Payne is a partner at Ragged Ass Barbers and teaches hairdressing at St. Patrick’s High School.
When Payne campaigned for the first time in 2015, he hung around Walmart, Canadian Tire and the Yellowknife Co-op, and “talked to everybody.”
He spoke of his desire to fight homelessness and make day-to-day life in Yellowknife more affordable, he said.
But after winning a seat on council, Payne realized, “those are pretty tough topics to take on.”
Now he understands that getting things done at city hall is about working as a team.
Despite some public feuding between his colleagues (last fall Mayor Mark Heyck and councillor Niels Konge each accused the other of bullying in a dispute that ended with Konge receiving a public censure) councillors are getting along and respecting each other for the most part, he said.
The most challenging issue council has dealt with over the last few years, he said, has been launching an inquiry into workplace misconduct at the Municipal Enforcement Division.
“It’s been tough, it’s never an easy thing to do and that played on my mind quite a bit,” said Payne. “Trying to maintain a certain amount of people’s privacy – there’s lots of different levels to this – and trying to get it done as professionally as possible,” has been difficult, he added.
Last November, the city’s director of Corporate Services, said property tax increases in the future will be necessary in order to keep city programs and infrastructure in good working order.
Payne believes the next council will be able to keep any tax increase to a minimum.

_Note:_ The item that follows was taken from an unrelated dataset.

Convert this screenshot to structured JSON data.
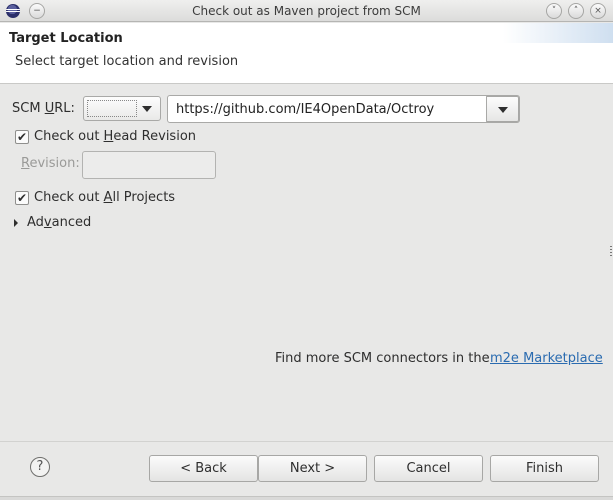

“Are we always going to have zero tax increases? No. We adjust our spending,” he said.